Elliot's Aster – This Florida native aster has a sprawling shape that quickly fills gaps in pollinator gardens and is very attractive to bees. Its light purple, delicate blooms emerge in late summer and early fall. It grows best in USDA Hardiness Zones 8B – 10B in full sun and tolerates a range of soils.
Thryallis – Also commonly known as "rain-of-gold," Galphimia gracilis is a flowering, evergreen shrub. Although native to Mexico and Central America, thryallis is well-adapted to Florida's climate and not considered invasive. It thrives in Central and South Florida, USDA Hardiness Zones 9-11. Further north than zone 9 it may experience freeze damage and some die back. Still, with proper cold protection thryallis will grow back from the roots year after year, even in North Florida.
Sweetsop – Home-grown tropical fruits are one of the joys unique to Florida gardening. If you're looking for another fruit tree for your landscape, we have a couple suggestions for you! Two unusual but delicious tropical fruits are sugar apple (sweetsop) and its relative, soursop. Cross-pollinating sweetsop and the closely-related cherimoya produces another tasty fruit: the hybrid, atemoya.
Mangroves – A keystone species providing essential services, mangroves act as the base for the entire estuarine community. Occasionally referred to as the "kidneys of the coast," mangroves are magnificent filters and maintain necessary water clarity for offshore corals and near shore seagrasses. The 1996 Mangrove Trimming and Preservation Act prohibits trimming or alteration of mangroves on publicly owned lands and sets specific limits for trimming or removal of mangroves on private property.
Horsemint – Horsemint is popular with pollinators and appealing to gardeners as well. The fragrance of the leaves and flowers add a new dimension to a landscape. Also known as bee balm, horsemint is native herb worth adding to your garden. Horsemint's mounding shape is well suited for an informal garden or to a mass planting. Gardeners interested in hummingbirds, bees, and butterflies will be delighted by the variety this plant attracts.
Sparkleberry – Native to Florida, sparkleberry is a close relative of blueberry, huckleberry, lingonberry, and cranberry. Delicate flowers, glossy foliage, shiny berries, and interesting bark give it year-round interest. Sparkleberry is wildlife friendly, drought tolerant, wind resistant, and well adapted to Florida's sandy soils. It can be trained as a small tree with pruning and grows from USDA Hardiness Zones 6 down to 9b.
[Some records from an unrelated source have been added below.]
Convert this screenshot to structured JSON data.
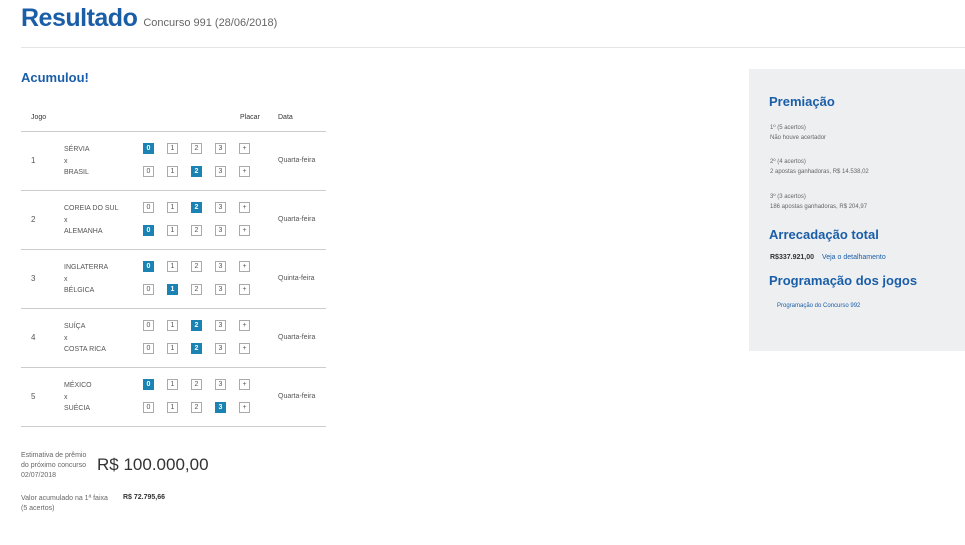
{
  "header": {
    "title": "Resultado",
    "subtitle": "Concurso 991 (28/06/2018)"
  },
  "status": "Acumulou!",
  "table": {
    "headers": {
      "jogo": "Jogo",
      "placar": "Placar",
      "data": "Data"
    },
    "vs": "x",
    "score_options": [
      "0",
      "1",
      "2",
      "3",
      "+"
    ],
    "rows": [
      {
        "num": "1",
        "team1": "SÉRVIA",
        "team2": "BRASIL",
        "sel1": 0,
        "sel2": 2,
        "date": "Quarta-feira"
      },
      {
        "num": "2",
        "team1": "COREIA DO SUL",
        "team2": "ALEMANHA",
        "sel1": 2,
        "sel2": 0,
        "date": "Quarta-feira"
      },
      {
        "num": "3",
        "team1": "INGLATERRA",
        "team2": "BÉLGICA",
        "sel1": 0,
        "sel2": 1,
        "date": "Quinta-feira"
      },
      {
        "num": "4",
        "team1": "SUÍÇA",
        "team2": "COSTA RICA",
        "sel1": 2,
        "sel2": 2,
        "date": "Quarta-feira"
      },
      {
        "num": "5",
        "team1": "MÉXICO",
        "team2": "SUÉCIA",
        "sel1": 0,
        "sel2": 3,
        "date": "Quarta-feira"
      }
    ]
  },
  "estimate": {
    "label_line1": "Estimativa de prêmio",
    "label_line2": "do próximo concurso",
    "label_line3": "02/07/2018",
    "value": "R$ 100.000,00"
  },
  "accumulated": {
    "label_line1": "Valor acumulado na 1ª faixa",
    "label_line2": "(5 acertos)",
    "value": "R$ 72.795,66"
  },
  "sidebar": {
    "premiacao_title": "Premiação",
    "prizes": [
      {
        "line1": "1º (5 acertos)",
        "line2": "Não houve acertador"
      },
      {
        "line1": "2º (4 acertos)",
        "line2": "2 apostas ganhadoras, R$ 14.538,02"
      },
      {
        "line1": "3º (3 acertos)",
        "line2": "186 apostas ganhadoras, R$ 204,97"
      }
    ],
    "arrecadacao_title": "Arrecadação total",
    "arrecadacao_value": "R$337.921,00",
    "detail_link": "Veja o detalhamento",
    "programacao_title": "Programação dos jogos",
    "programacao_link": "Programação do Concurso 992"
  },
  "colors": {
    "brand": "#1a5ea8",
    "selected": "#1b82b4",
    "sidebar_bg": "#eeeff1"
  }
}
Rice – Ornamental grasses are enjoying a landscaping renaissance, and rice shouldn't be overlooked! The green blades add fresh color to planters, even in our summer heat. Gardeners hoping to support wildlife will enjoy how attractive the grain is to birds. Florida also has a native species of wild rice, Zizania aquatica.
Eastern Redbud – This small native tree erupts with pink or white flowers on its bare branches in the spring. Redbud's rapid growth and small size make it a popular choice in home landscapes. It grows across the eastern half of the United States, from USDA Hardiness Zones 4 to 9A.
Plumbago – Plumbago is a low-maintenance shrub that brings interest to many Florida landscapes. Its clusters of cool blue or white flowers are unmatched and make it a favorite among traditional garden selections. Most are familiar with the blue variety, but there is a white-flowering native species as well. Plumbago generally looks its best when planted in full sun and well-drained soil.
- December – Longleaf Pine
- November – Seminole Pumpkin
- October – Lovegrass
- September – Tomatillo
- August – Seagrape
- July – Caladiums
- June – Milkweed
- May – Greens
- April – Agapanthus
- March –Sweet Acacia
- February – Bougainvillea
- January – Kohlrabi